Go line by line through the entries below and count those containing the string "Flow"; give only the count.

BEGIN Records for the exercise

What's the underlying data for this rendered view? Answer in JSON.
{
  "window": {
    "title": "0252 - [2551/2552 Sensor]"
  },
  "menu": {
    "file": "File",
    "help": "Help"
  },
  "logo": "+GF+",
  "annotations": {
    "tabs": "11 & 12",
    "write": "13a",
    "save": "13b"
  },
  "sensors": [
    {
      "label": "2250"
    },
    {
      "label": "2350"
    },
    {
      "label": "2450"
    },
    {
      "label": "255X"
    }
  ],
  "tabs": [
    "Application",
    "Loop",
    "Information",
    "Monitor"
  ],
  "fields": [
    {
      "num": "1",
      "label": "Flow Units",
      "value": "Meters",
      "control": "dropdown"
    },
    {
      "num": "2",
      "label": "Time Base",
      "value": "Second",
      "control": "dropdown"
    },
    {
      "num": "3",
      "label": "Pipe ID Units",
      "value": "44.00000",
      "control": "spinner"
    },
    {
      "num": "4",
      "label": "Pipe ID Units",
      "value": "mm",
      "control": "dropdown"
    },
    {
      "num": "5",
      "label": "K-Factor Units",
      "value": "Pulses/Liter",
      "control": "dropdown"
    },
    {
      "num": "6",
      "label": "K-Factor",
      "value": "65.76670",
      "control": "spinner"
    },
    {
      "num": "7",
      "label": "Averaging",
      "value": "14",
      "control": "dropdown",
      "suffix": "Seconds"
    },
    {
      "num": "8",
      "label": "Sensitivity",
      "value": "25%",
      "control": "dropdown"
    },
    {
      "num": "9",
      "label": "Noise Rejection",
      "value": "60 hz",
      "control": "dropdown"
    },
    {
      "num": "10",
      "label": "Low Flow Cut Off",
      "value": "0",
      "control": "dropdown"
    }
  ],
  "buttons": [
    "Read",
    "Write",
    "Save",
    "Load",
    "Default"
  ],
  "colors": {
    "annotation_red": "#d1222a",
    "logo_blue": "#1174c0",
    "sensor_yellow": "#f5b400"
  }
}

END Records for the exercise

Solved exercise: 2